One of my nieces, just before Christmas, posted a link to an article about how housecats are really none-too-stable predators and, if they were large enough, would probably kill us. But we knew that already, didn’t we? It’s part of their charm, like they’re little vampires.
Suppose, however, it wasn’t cats, but children. One’s own children, perhaps, who at first seem to precipitate accidents — a misdirected sled sliding down a hill — but which escalate into causing real harm. Or maybe just mischief, but which somehow turns lethal.
And suppose they’re doing this intentionally, intending to kill us.
If we were parents, could we believe the truth? Or would we fight to believe, as the woundings and deaths pile up, that it has to be somebody else’s fault?
This is the premise of the British film THE CHILDREN (see “10 Films to Peruse for Your Christmas Holiday Watching Pleasure,” December 13): “A family anticipates a Christmas filled with sledding, laughter and hot cocoa as they head to their vacation home in the secluded backcountry. The holiday cheer takes a turn for the worse after a mysterious flu-like virus sweeps through the kids, and one by one the children become deadly. Now, amidst suspicion, mayhem and murder, the parents must fight for survival against their own twisted offspring.” And, oh yes, while police are called after the first actual death, the roads are hard to get through due to snow, so don’t expect them to arrive any too soon.
And remember, imagine that they’re your children — or maybe some of them nieces or nephews. One flaw is that it is an extended family and there was some confusion, at least for me, keeping straight who’s related, and how, to whom. Also, as a film of this sort probably must, it starts a bit on the slow side.
Nevertheless it becomes intense with, I think, the character of Casey as the key.
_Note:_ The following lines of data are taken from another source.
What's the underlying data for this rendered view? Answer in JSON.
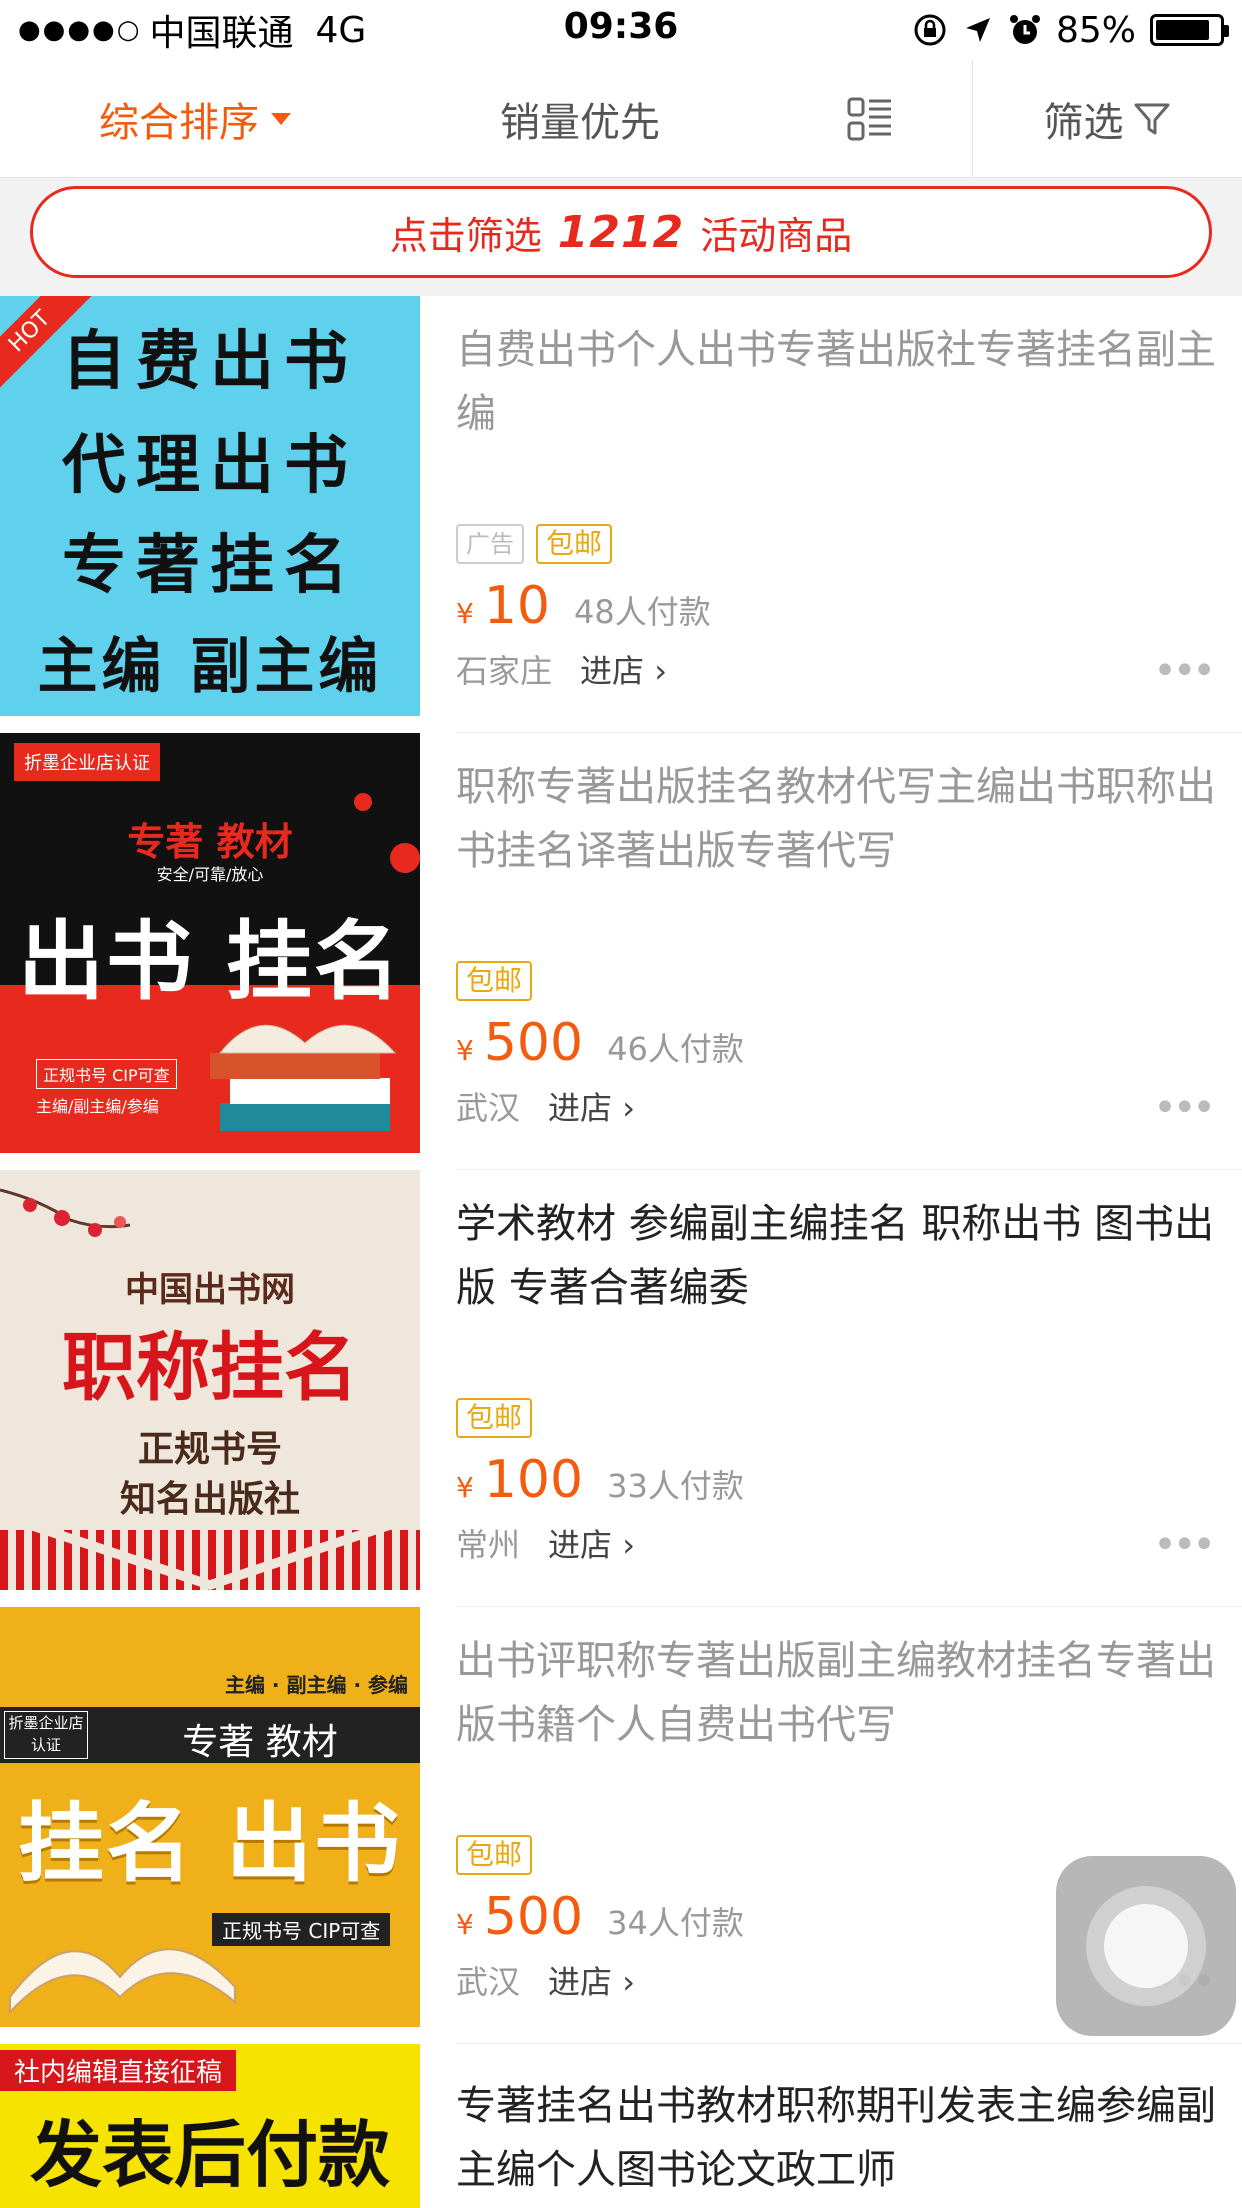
{
  "status_bar": {
    "carrier": "中国联通",
    "network": "4G",
    "time": "09:36",
    "battery": "85%",
    "battery_level": 0.85
  },
  "sort_bar": {
    "comprehensive": "综合排序",
    "sales": "销量优先",
    "filter": "筛选"
  },
  "promo": {
    "prefix": "点击筛选",
    "number": "1212",
    "suffix": "活动商品"
  },
  "colors": {
    "accent": "#f35b0e",
    "promo_red": "#e8291d",
    "tag_gold": "#e9a713"
  },
  "items": [
    {
      "title": "自费出书个人出书专著出版社专著挂名副主编",
      "tags": [
        "广告",
        "包邮"
      ],
      "yen": "¥",
      "price": "10",
      "paid": "48人付款",
      "city": "石家庄",
      "enter": "进店",
      "thumb": {
        "lines": [
          "自费出书",
          "代理出书",
          "专著挂名",
          "主编 副主编"
        ],
        "badge": "HOT"
      }
    },
    {
      "title": "职称专著出版挂名教材代写主编出书职称出书挂名译著出版专著代写",
      "tags": [
        "包邮"
      ],
      "yen": "¥",
      "price": "500",
      "paid": "46人付款",
      "city": "武汉",
      "enter": "进店",
      "thumb": {
        "badge": "折墨企业店认证",
        "sub1": "专著  教材",
        "sub2": "安全/可靠/放心",
        "big": "出书 挂名",
        "note1": "正规书号  CIP可查",
        "note2": "主编/副主编/参编"
      }
    },
    {
      "title": "学术教材 参编副主编挂名 职称出书 图书出版 专著合著编委",
      "tags": [
        "包邮"
      ],
      "yen": "¥",
      "price": "100",
      "paid": "33人付款",
      "city": "常州",
      "enter": "进店",
      "thumb": {
        "top": "中国出书网",
        "big": "职称挂名",
        "l1": "正规书号",
        "l2": "知名出版社"
      }
    },
    {
      "title": "出书评职称专著出版副主编教材挂名专著出版书籍个人自费出书代写",
      "tags": [
        "包邮"
      ],
      "yen": "¥",
      "price": "500",
      "paid": "34人付款",
      "city": "武汉",
      "enter": "进店",
      "thumb": {
        "roles": "主编 · 副主编 · 参编",
        "badge1": "折墨企业店",
        "badge2": "认证",
        "sub": "专著    教材",
        "big": "挂名 出书",
        "note": "正规书号  CIP可查"
      }
    },
    {
      "title": "专著挂名出书教材职称期刊发表主编参编副主编个人图书论文政工师",
      "thumb": {
        "top": "社内编辑直接征稿",
        "big": "发表后付款"
      }
    }
  ]
}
She’s the one teenage daughter, neatly caught between the two generations, who didn’t want to be there in the first place. Rebellious, yes, but also the one who can be objective — who is first to figure out what’s going on — who through this begins to re-bond with her mom. And it’s she who I found myself following.
Will she be able to keep her mom alive? Will she survive? There are loose ends aplenty — are those neighboring families’ children we see briefly at the end? Is this ending up something like Hitchcock’s THE BIRDS? But the focus by now is squarely on Casey and Mom, and. . . .
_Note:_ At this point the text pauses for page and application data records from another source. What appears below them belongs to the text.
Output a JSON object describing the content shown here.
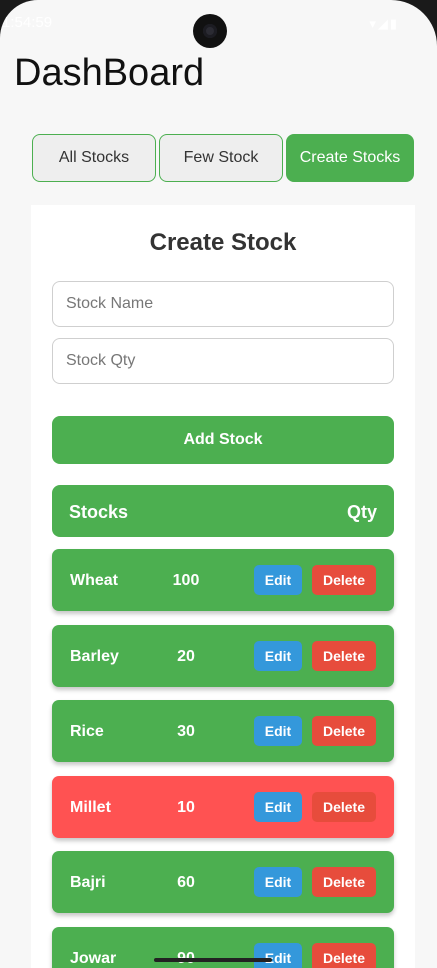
{
  "status_bar": {
    "time": "1:54:59",
    "icons": "signal-wifi-battery"
  },
  "app": {
    "title": "DashBoard"
  },
  "tabs": [
    {
      "label": "All Stocks",
      "active": false
    },
    {
      "label": "Few Stock",
      "active": false
    },
    {
      "label": "Create Stocks",
      "active": true
    }
  ],
  "form": {
    "title": "Create Stock",
    "name_placeholder": "Stock Name",
    "qty_placeholder": "Stock Qty",
    "add_label": "Add Stock"
  },
  "table": {
    "headers": {
      "name": "Stocks",
      "qty": "Qty"
    },
    "edit_label": "Edit",
    "delete_label": "Delete",
    "rows": [
      {
        "name": "Wheat",
        "qty": "100",
        "low": false
      },
      {
        "name": "Barley",
        "qty": "20",
        "low": false
      },
      {
        "name": "Rice",
        "qty": "30",
        "low": false
      },
      {
        "name": "Millet",
        "qty": "10",
        "low": true
      },
      {
        "name": "Bajri",
        "qty": "60",
        "low": false
      },
      {
        "name": "Jowar",
        "qty": "90",
        "low": false
      }
    ]
  },
  "colors": {
    "primary_green": "#4caf50",
    "low_stock_red": "#ff5252",
    "edit_blue": "#3498db",
    "delete_red": "#e74c3c"
  }
}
Well, the film’s not perfect, but for a different kind of night-after-Christmas horror — no demon Santas in this one — it makes for a delightfully creepy, subversive holiday package.
(While as for the piece on cats, press here.)